"This is a big deal," asserted Uwe Brandes, a senior vice president of the Urban Land Institute, a nonprofit research group serving the real estate community. "What this does is open the conversation." For the first time, landlords will know whether they are competitive with other buildings, and so will their tenants. "The real estate community is developing a whole new set of expertise around this, and they're not doing that for the public benefit necessarily. They're doing it for strategic business reasons."
Pinsky, the urban planner who helped the mayor's office develop the plan, has since joined the Real Estate Board of New York, representing 12,000 brokers and building managers and owners, as a senior vice president. "Over time," she said, "building owners have realized the city isn't trying to tax them to death; they're trying to do something that's good -- and that it is in their long-term interest. In New York City, landlords and developers are some of the most aggressive in the world. They want to create a premier product."
'Allocating the winnings'
The final piece of the puzzle, called an "energy aligned lease," is not a law but a newly written clause for rental contracts. The idea came from Hale, the veteran real estate lawyer and landlord. He joined the Natural Resources Defense Council to work on it because plans to curb greenhouse gas emissions did not seem to be making much headway at the federal level.
Hale helped organize a task force that included landlords, tenants and brokers to draft a clause that would have both landlords and tenants agreeing to share the savings of more energy-efficient retrofits. That would give the landlord more incentive in the form of a shorter time period to get paid back for a retrofit. Meanwhile, the tenant would get a rental bill reflecting lower energy costs. "It's a matter of allocating the winnings," explained Hale.
Overall, Bloomberg has estimated his building plan will save New Yorkers $750 million a year in energy costs. The mayor showed up last year for the signing of the first energy-aligned lease, saying it "breaks new ground."

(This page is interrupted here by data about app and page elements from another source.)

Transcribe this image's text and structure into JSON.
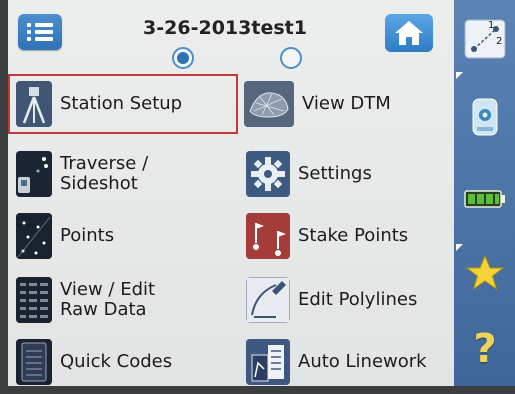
{
  "header": {
    "job_name": "3-26-2013test1",
    "page_count": 2,
    "current_page": 1
  },
  "menu": {
    "left": [
      {
        "label": "Station Setup",
        "icon": "tripod-icon",
        "selected": true
      },
      {
        "label": "Traverse /\nSideshot",
        "icon": "traverse-icon"
      },
      {
        "label": "Points",
        "icon": "points-icon"
      },
      {
        "label": "View / Edit\nRaw Data",
        "icon": "raw-data-icon"
      },
      {
        "label": "Quick Codes",
        "icon": "quick-codes-icon"
      }
    ],
    "right": [
      {
        "label": "View DTM",
        "icon": "dtm-icon"
      },
      {
        "label": "Settings",
        "icon": "gear-icon"
      },
      {
        "label": "Stake Points",
        "icon": "stake-points-icon"
      },
      {
        "label": "Edit Polylines",
        "icon": "polyline-icon"
      },
      {
        "label": "Auto Linework",
        "icon": "auto-linework-icon"
      }
    ]
  },
  "rail": {
    "items": [
      "point-pair-icon",
      "instrument-icon",
      "battery-icon",
      "star-icon",
      "help-icon"
    ],
    "point_pair_labels": [
      "1",
      "2"
    ],
    "help_glyph": "?"
  },
  "colors": {
    "accent_blue": "#2f72b6",
    "rail_blue": "#4a72a6",
    "selection_red": "#c43a34",
    "star_yellow": "#f3d23a",
    "battery_green": "#5bbf3a"
  }
}
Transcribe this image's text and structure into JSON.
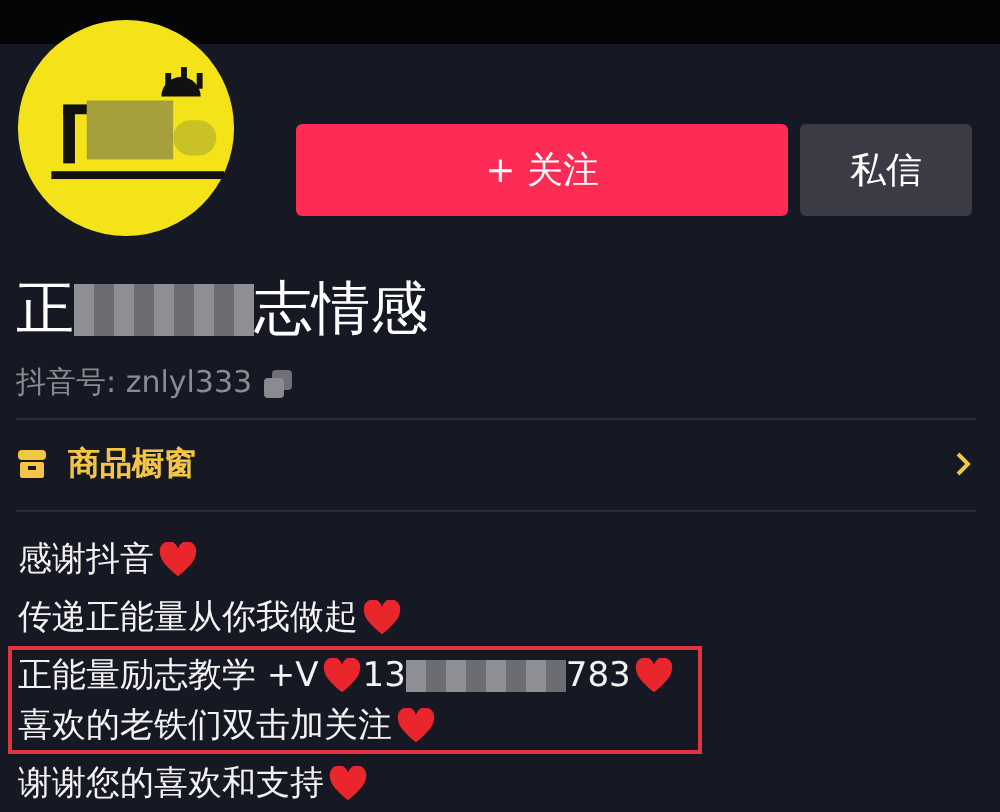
{
  "profile": {
    "follow_button": "+ 关注",
    "message_button": "私信",
    "name": [
      {
        "kind": "text",
        "text": "正"
      },
      {
        "kind": "blur"
      },
      {
        "kind": "text",
        "text": "志情感"
      }
    ],
    "douyin_id": "抖音号: znlyl333"
  },
  "shop_window": {
    "label": "商品橱窗"
  },
  "bio": {
    "lines": [
      {
        "highlighted": false,
        "parts": [
          {
            "kind": "text",
            "text": "感谢抖音"
          },
          {
            "kind": "heart"
          }
        ]
      },
      {
        "highlighted": false,
        "parts": [
          {
            "kind": "text",
            "text": "传递正能量从你我做起"
          },
          {
            "kind": "heart"
          }
        ]
      },
      {
        "highlighted": true,
        "parts": [
          {
            "kind": "text",
            "text": "正能量励志教学 +V"
          },
          {
            "kind": "heart"
          },
          {
            "kind": "text",
            "text": "13"
          },
          {
            "kind": "blur"
          },
          {
            "kind": "text",
            "text": "783"
          },
          {
            "kind": "heart"
          }
        ]
      },
      {
        "highlighted": true,
        "parts": [
          {
            "kind": "text",
            "text": "喜欢的老铁们双击加关注"
          },
          {
            "kind": "heart"
          }
        ]
      },
      {
        "highlighted": false,
        "parts": [
          {
            "kind": "text",
            "text": "谢谢您的喜欢和支持"
          },
          {
            "kind": "heart"
          }
        ]
      }
    ]
  }
}
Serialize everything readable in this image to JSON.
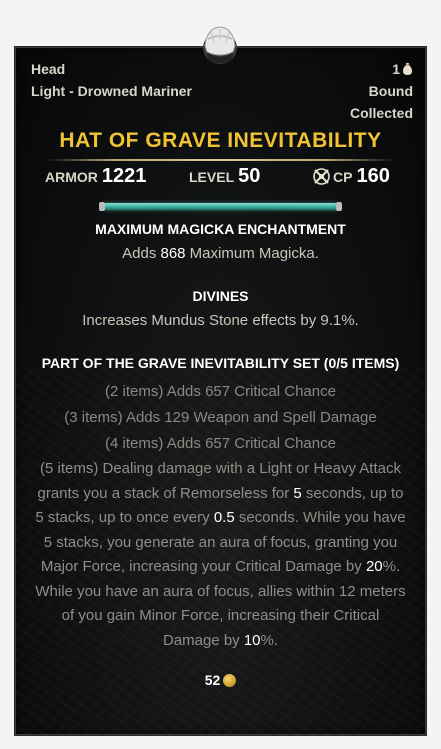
{
  "item": {
    "slot": "Head",
    "type": "Light - Drowned Mariner",
    "count": "1",
    "bound": "Bound",
    "collected": "Collected",
    "name": "HAT OF GRAVE INEVITABILITY"
  },
  "stats": {
    "armor_label": "ARMOR",
    "armor_value": "1221",
    "level_label": "LEVEL",
    "level_value": "50",
    "cp_label": "CP",
    "cp_value": "160"
  },
  "enchantment": {
    "heading": "MAXIMUM MAGICKA ENCHANTMENT",
    "desc_prefix": "Adds ",
    "desc_value": "868",
    "desc_suffix": " Maximum Magicka."
  },
  "trait": {
    "heading": "DIVINES",
    "desc": "Increases Mundus Stone effects by 9.1%."
  },
  "set": {
    "heading": "PART OF THE GRAVE INEVITABILITY SET (0/5 ITEMS)",
    "bonus2": "(2 items) Adds 657 Critical Chance",
    "bonus3": "(3 items) Adds 129 Weapon and Spell Damage",
    "bonus4": "(4 items) Adds 657 Critical Chance",
    "bonus5_parts": {
      "a": "(5 items) Dealing damage with a Light or Heavy Attack grants you a stack of Remorseless for ",
      "v1": "5",
      "b": " seconds, up to 5 stacks, up to once every ",
      "v2": "0.5",
      "c": " seconds. While you have 5 stacks, you generate an aura of focus, granting you Major Force, increasing your Critical Damage by ",
      "v3": "20",
      "d": "%. While you have an aura of focus, allies within 12 meters of you gain Minor Force, increasing their Critical Damage by ",
      "v4": "10",
      "e": "%."
    }
  },
  "value": {
    "gold": "52"
  },
  "icons": {
    "item": "hat-icon",
    "cp": "champion-point-icon",
    "coin": "gold-coin-icon",
    "stack": "item-bag-icon"
  },
  "colors": {
    "title": "#f1c232",
    "charge": "#3fb6a6",
    "text": "#d8d6c8",
    "inactive": "#8a8a82"
  }
}
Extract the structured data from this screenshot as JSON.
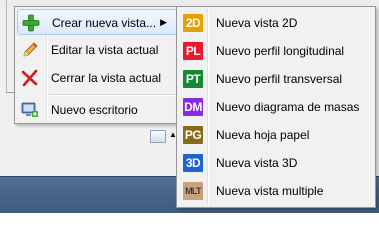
{
  "context_menu": {
    "items": [
      {
        "label": "Crear nueva vista...",
        "icon": "plus-icon",
        "submenu_arrow": "▶"
      },
      {
        "label": "Editar la vista actual",
        "icon": "pencil-icon"
      },
      {
        "label": "Cerrar la vista actual",
        "icon": "close-x-icon"
      },
      {
        "label": "Nuevo escritorio",
        "icon": "new-desktop-icon"
      }
    ]
  },
  "submenu": {
    "items": [
      {
        "badge": "2D",
        "label": "Nueva vista 2D",
        "color": "#e6a100"
      },
      {
        "badge": "PL",
        "label": "Nuevo perfil longitudinal",
        "color": "#e8192c"
      },
      {
        "badge": "PT",
        "label": "Nuevo perfil transversal",
        "color": "#138a32"
      },
      {
        "badge": "DM",
        "label": "Nuevo diagrama de masas",
        "color": "#8a2be2"
      },
      {
        "badge": "PG",
        "label": "Nueva hoja papel",
        "color": "#8a6b1e"
      },
      {
        "badge": "3D",
        "label": "Nueva vista 3D",
        "color": "#1e64d2"
      },
      {
        "badge": "MLT",
        "label": "Nueva vista multiple",
        "color": "#c8a27c"
      }
    ]
  },
  "tray": {
    "caret": "▲"
  }
}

The lease was signed between WilmerHale, an international law firm, and the owners of 7 World Trade Center, a new building at the foot of Manhattan. Eric Friedman, managing director of facilities development for the firm, said it signed a 20-year lease for five floors in the building.
"We're in it for the long haul," Friedman said. "Technology changes every day. Next year, something might come out that makes a building more efficient." If it does, both the law firm and the landlord, he explained, will share in the investment and the savings.
According to Brandes of the Urban Land Institute, a half-dozen other cities, led by Philadelphia, are engaged in passing building legislation similar to New York's. Hale, the NRDC lawyer, is developing a workshop to explain the new lease to officials and building owners in Chicago, Washington, D.C., and other cities.
"A lot of city administrators are looking to learn about this. The beauty is that it's pretty low-cost," said Hale. "We're not asking for big money, just trying to share a good idea with building owners."